I’ve done away with my two old machines and just use one (new) machine now. Previously I had an industrial straight stitch and an industrial five thread overlocker. Both great reliable machines, but they were older style machines and not perfectly suited to the type of work I do. Little things like thread cutting, auto backtack and auto foot lift make a real difference when you’re doing hundreds of napkins at a time. The old machines also had clutch motors and were pretty noisy.
The overlocker was responsible for all the joining work on quilt covers, pillowcases and fitted sheet corners, while the straight stitch handled the hemming and finishing. This was OK, but it was kind of annoying to have to move between machines. Overlockers can also be temperamental and sometimes mine wouldn’t cut perfectly or it would skip a stitch. Anything that creates rework or requires fixing up REALLY frustrates me. I aim to do things as close to perfectly the first time. Fixing takes up precious time. The overlocker also left exposed stitching. Exposed stitching is the industry normal, but it seemed a little inelegant to me.
I started playing with the idea of moving everything to French and flat felled seams. It requires slightly more seam allowance, but it allows me to work from one machine. This means I only need to thread up one machine in the matching thread colour, and do not need to move between the two. I experimented with the idea, and after getting a quote for a new machine that was significantly less than I expected, I took the plunge.

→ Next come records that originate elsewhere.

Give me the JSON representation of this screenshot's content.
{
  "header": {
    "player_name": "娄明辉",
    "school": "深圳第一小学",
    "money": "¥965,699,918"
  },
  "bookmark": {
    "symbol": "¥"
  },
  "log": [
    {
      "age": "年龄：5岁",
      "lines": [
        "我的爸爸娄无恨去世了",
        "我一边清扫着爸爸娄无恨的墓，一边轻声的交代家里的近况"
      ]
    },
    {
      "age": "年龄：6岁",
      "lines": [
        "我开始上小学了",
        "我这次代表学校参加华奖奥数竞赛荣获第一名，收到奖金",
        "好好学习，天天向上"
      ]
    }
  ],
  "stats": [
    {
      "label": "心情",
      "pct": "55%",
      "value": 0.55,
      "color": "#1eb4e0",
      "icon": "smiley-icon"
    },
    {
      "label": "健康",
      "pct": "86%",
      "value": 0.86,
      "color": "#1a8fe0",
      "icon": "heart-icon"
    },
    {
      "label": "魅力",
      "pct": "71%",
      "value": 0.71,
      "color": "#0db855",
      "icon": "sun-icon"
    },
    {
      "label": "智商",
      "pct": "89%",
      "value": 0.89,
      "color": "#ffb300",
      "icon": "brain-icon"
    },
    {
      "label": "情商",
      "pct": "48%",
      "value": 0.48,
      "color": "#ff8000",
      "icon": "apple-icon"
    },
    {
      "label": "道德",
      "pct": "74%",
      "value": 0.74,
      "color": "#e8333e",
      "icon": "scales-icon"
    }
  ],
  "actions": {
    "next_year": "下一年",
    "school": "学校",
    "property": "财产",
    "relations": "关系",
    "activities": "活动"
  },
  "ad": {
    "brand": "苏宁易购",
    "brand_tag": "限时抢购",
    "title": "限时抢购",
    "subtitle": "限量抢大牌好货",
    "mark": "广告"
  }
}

I’m really liking how this new method is working out. The French seams look great. Time will tell if it’s any more durable, but to be honest, I never really had any issues with the old method.
The other big change was fitted sheets. Previously I elasticated the entire hem of the fitted sheet with exposed elastic. This works well, but after a few years the elastic can become a bit tired and floppy. I looked into how my mill makes sheets and the Europeans only elasticate the head and foot of the bed. I started experimenting with this. I found by giving the fitted sheets extra depth and only elasticating the head and foot, the sides tucked nicely and the entire thing seemed to stay in place better. Rather than having exposed elastic, I threaded it into a pocket. It’s something you will almost never see, similar to the French seams inside your quilt cover and pillowcase, but it’s a nice aesthetic that means a lot to me. It also means the elastic should be easy to replace if it gets tired.
Well, those are just some of the changes I’ve made this year. Nothing earth shattering, but the constant refinement of my craft. It gives me immense satisfaction and pride to be able to continue to refine and simplify how I make things. Less is definitely more.